▸ Data for processing:
::::
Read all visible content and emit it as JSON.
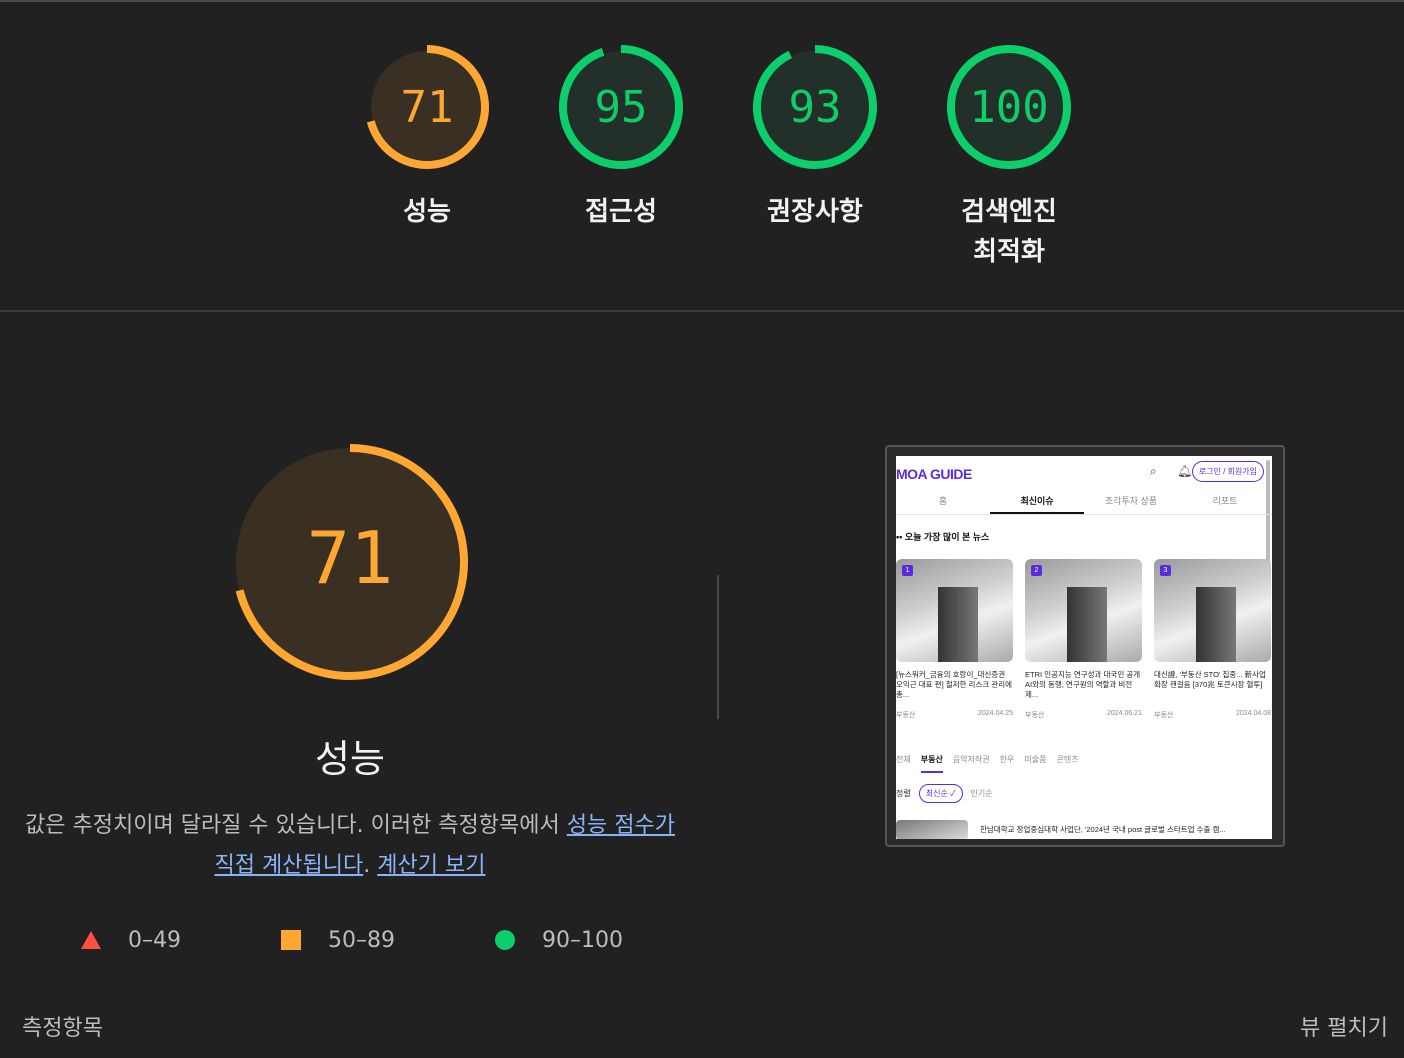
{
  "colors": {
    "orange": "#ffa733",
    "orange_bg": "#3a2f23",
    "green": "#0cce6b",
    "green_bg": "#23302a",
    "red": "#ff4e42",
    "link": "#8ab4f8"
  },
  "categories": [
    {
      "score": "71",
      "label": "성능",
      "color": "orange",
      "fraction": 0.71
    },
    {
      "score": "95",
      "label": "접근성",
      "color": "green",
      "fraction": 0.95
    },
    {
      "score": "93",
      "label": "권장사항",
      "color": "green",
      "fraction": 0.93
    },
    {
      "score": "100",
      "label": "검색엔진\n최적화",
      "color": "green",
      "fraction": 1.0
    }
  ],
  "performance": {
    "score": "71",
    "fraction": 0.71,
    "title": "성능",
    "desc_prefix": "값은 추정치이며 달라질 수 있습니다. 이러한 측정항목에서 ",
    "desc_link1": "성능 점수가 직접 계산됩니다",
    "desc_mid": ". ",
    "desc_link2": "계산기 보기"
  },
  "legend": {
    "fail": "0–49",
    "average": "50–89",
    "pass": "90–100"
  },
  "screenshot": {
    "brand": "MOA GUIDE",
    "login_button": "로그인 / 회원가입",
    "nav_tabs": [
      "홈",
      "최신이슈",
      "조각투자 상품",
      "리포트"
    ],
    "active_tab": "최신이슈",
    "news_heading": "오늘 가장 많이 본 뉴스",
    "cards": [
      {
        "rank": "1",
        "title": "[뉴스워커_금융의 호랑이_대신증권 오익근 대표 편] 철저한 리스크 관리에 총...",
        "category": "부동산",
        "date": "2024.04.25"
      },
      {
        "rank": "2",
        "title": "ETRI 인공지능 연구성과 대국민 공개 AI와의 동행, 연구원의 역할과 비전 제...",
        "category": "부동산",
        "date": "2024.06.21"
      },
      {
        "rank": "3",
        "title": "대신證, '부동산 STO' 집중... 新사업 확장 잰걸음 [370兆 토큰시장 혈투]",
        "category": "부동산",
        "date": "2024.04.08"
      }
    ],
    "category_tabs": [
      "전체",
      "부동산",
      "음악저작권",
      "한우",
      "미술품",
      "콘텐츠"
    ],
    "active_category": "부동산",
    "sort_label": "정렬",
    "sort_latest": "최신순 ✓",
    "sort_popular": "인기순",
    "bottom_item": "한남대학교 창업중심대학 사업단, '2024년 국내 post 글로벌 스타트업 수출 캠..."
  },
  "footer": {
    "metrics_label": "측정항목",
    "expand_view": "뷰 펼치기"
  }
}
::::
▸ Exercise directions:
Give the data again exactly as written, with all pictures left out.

▸ Answer for this exercise:
Read all visible content and emit it as JSON.
{
  "colors": {
    "orange": "#ffa733",
    "orange_bg": "#3a2f23",
    "green": "#0cce6b",
    "green_bg": "#23302a",
    "red": "#ff4e42",
    "link": "#8ab4f8"
  },
  "categories": [
    {
      "score": "71",
      "label": "성능",
      "color": "orange",
      "fraction": 0.71
    },
    {
      "score": "95",
      "label": "접근성",
      "color": "green",
      "fraction": 0.95
    },
    {
      "score": "93",
      "label": "권장사항",
      "color": "green",
      "fraction": 0.93
    },
    {
      "score": "100",
      "label": "검색엔진\n최적화",
      "color": "green",
      "fraction": 1.0
    }
  ],
  "performance": {
    "score": "71",
    "fraction": 0.71,
    "title": "성능",
    "desc_prefix": "값은 추정치이며 달라질 수 있습니다. 이러한 측정항목에서 ",
    "desc_link1": "성능 점수가 직접 계산됩니다",
    "desc_mid": ". ",
    "desc_link2": "계산기 보기"
  },
  "legend": {
    "fail": "0–49",
    "average": "50–89",
    "pass": "90–100"
  },
  "screenshot": {
    "brand": "MOA GUIDE",
    "login_button": "로그인 / 회원가입",
    "nav_tabs": [
      "홈",
      "최신이슈",
      "조각투자 상품",
      "리포트"
    ],
    "active_tab": "최신이슈",
    "news_heading": "오늘 가장 많이 본 뉴스",
    "cards": [
      {
        "rank": "1",
        "title": "[뉴스워커_금융의 호랑이_대신증권 오익근 대표 편] 철저한 리스크 관리에 총...",
        "category": "부동산",
        "date": "2024.04.25"
      },
      {
        "rank": "2",
        "title": "ETRI 인공지능 연구성과 대국민 공개 AI와의 동행, 연구원의 역할과 비전 제...",
        "category": "부동산",
        "date": "2024.06.21"
      },
      {
        "rank": "3",
        "title": "대신證, '부동산 STO' 집중... 新사업 확장 잰걸음 [370兆 토큰시장 혈투]",
        "category": "부동산",
        "date": "2024.04.08"
      }
    ],
    "category_tabs": [
      "전체",
      "부동산",
      "음악저작권",
      "한우",
      "미술품",
      "콘텐츠"
    ],
    "active_category": "부동산",
    "sort_label": "정렬",
    "sort_latest": "최신순 ✓",
    "sort_popular": "인기순",
    "bottom_item": "한남대학교 창업중심대학 사업단, '2024년 국내 post 글로벌 스타트업 수출 캠..."
  },
  "footer": {
    "metrics_label": "측정항목",
    "expand_view": "뷰 펼치기"
  }
}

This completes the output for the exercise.